Work required: Quote the records that follow in full, leaving the pictures out.

[Supplied information — start]

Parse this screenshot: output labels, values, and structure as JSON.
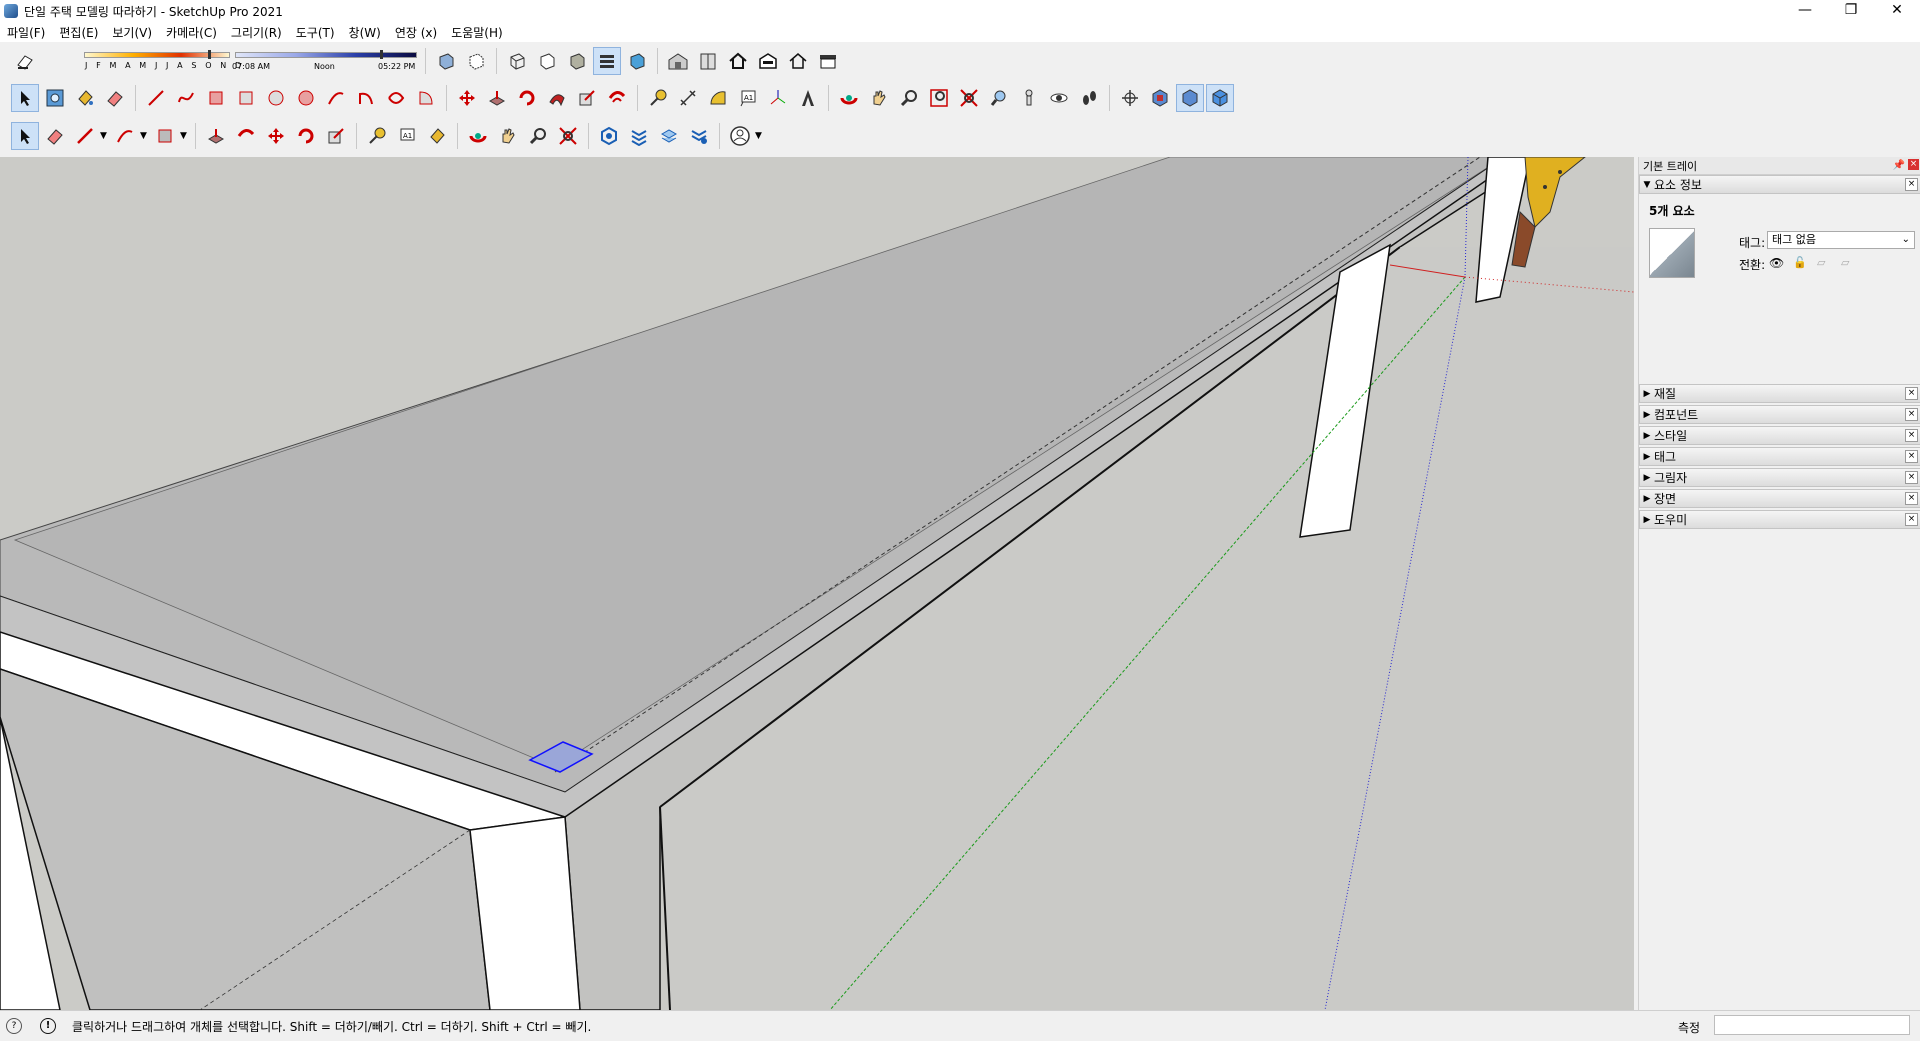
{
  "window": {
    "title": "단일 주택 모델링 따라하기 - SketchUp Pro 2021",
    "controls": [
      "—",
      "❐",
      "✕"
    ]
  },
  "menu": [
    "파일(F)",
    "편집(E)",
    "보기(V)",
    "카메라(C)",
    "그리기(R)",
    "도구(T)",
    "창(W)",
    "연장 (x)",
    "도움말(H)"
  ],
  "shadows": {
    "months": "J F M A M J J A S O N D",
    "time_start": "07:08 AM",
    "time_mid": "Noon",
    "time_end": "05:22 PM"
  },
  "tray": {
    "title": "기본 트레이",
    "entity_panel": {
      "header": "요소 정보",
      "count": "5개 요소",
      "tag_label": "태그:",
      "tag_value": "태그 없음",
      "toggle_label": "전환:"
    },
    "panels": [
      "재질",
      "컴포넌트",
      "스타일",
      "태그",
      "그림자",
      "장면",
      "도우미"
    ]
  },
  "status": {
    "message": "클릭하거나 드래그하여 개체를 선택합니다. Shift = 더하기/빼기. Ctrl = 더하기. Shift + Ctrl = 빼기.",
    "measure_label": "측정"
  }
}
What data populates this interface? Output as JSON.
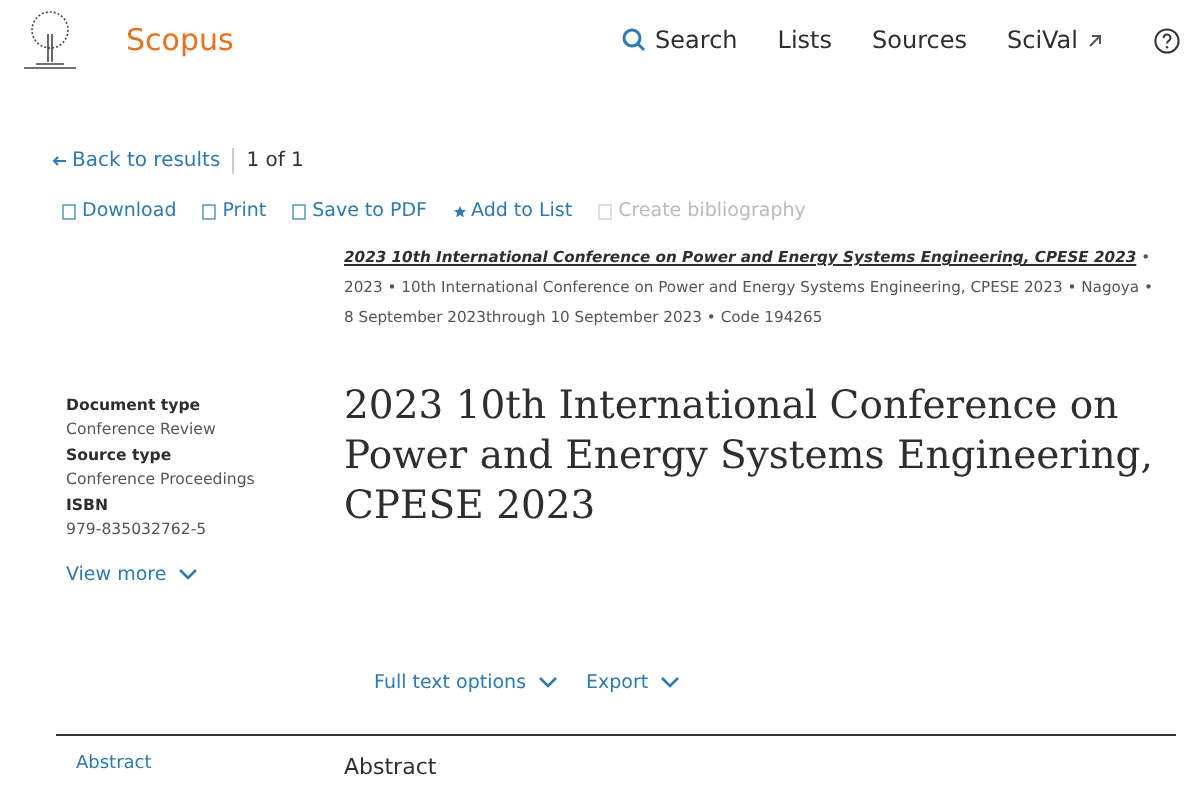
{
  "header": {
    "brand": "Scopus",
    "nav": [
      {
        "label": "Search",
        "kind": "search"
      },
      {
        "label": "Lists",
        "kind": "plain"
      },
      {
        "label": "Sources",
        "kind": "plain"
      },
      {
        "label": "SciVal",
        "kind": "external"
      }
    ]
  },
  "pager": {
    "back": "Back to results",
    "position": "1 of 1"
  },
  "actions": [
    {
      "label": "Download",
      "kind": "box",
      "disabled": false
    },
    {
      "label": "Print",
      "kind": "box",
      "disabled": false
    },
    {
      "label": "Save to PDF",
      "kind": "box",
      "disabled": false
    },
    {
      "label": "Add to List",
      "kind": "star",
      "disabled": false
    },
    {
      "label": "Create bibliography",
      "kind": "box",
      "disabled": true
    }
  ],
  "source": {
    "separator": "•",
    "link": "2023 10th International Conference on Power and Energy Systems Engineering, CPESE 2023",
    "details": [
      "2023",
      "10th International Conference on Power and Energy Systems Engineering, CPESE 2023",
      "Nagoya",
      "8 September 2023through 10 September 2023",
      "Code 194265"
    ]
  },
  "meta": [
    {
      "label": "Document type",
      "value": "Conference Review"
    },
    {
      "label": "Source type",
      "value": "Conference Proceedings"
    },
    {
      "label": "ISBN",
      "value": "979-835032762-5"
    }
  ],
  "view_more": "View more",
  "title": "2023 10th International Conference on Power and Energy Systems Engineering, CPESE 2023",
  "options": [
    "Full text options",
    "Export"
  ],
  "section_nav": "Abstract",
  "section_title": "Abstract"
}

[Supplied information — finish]

Task response:
Parse this screenshot: output labels, values, and structure as JSON.
{
  "window": {
    "title": "단일 주택 모델링 따라하기 - SketchUp Pro 2021",
    "controls": [
      "—",
      "❐",
      "✕"
    ]
  },
  "menu": [
    "파일(F)",
    "편집(E)",
    "보기(V)",
    "카메라(C)",
    "그리기(R)",
    "도구(T)",
    "창(W)",
    "연장 (x)",
    "도움말(H)"
  ],
  "shadows": {
    "months": "J F M A M J J A S O N D",
    "time_start": "07:08 AM",
    "time_mid": "Noon",
    "time_end": "05:22 PM"
  },
  "tray": {
    "title": "기본 트레이",
    "entity_panel": {
      "header": "요소 정보",
      "count": "5개 요소",
      "tag_label": "태그:",
      "tag_value": "태그 없음",
      "toggle_label": "전환:"
    },
    "panels": [
      "재질",
      "컴포넌트",
      "스타일",
      "태그",
      "그림자",
      "장면",
      "도우미"
    ]
  },
  "status": {
    "message": "클릭하거나 드래그하여 개체를 선택합니다. Shift = 더하기/빼기. Ctrl = 더하기. Shift + Ctrl = 빼기.",
    "measure_label": "측정"
  }
}
What data populates this interface? Output as JSON.
{
  "header": {
    "brand": "Scopus",
    "nav": [
      {
        "label": "Search",
        "kind": "search"
      },
      {
        "label": "Lists",
        "kind": "plain"
      },
      {
        "label": "Sources",
        "kind": "plain"
      },
      {
        "label": "SciVal",
        "kind": "external"
      }
    ]
  },
  "pager": {
    "back": "Back to results",
    "position": "1 of 1"
  },
  "actions": [
    {
      "label": "Download",
      "kind": "box",
      "disabled": false
    },
    {
      "label": "Print",
      "kind": "box",
      "disabled": false
    },
    {
      "label": "Save to PDF",
      "kind": "box",
      "disabled": false
    },
    {
      "label": "Add to List",
      "kind": "star",
      "disabled": false
    },
    {
      "label": "Create bibliography",
      "kind": "box",
      "disabled": true
    }
  ],
  "source": {
    "separator": "•",
    "link": "2023 10th International Conference on Power and Energy Systems Engineering, CPESE 2023",
    "details": [
      "2023",
      "10th International Conference on Power and Energy Systems Engineering, CPESE 2023",
      "Nagoya",
      "8 September 2023through 10 September 2023",
      "Code 194265"
    ]
  },
  "meta": [
    {
      "label": "Document type",
      "value": "Conference Review"
    },
    {
      "label": "Source type",
      "value": "Conference Proceedings"
    },
    {
      "label": "ISBN",
      "value": "979-835032762-5"
    }
  ],
  "view_more": "View more",
  "title": "2023 10th International Conference on Power and Energy Systems Engineering, CPESE 2023",
  "options": [
    "Full text options",
    "Export"
  ],
  "section_nav": "Abstract",
  "section_title": "Abstract"
}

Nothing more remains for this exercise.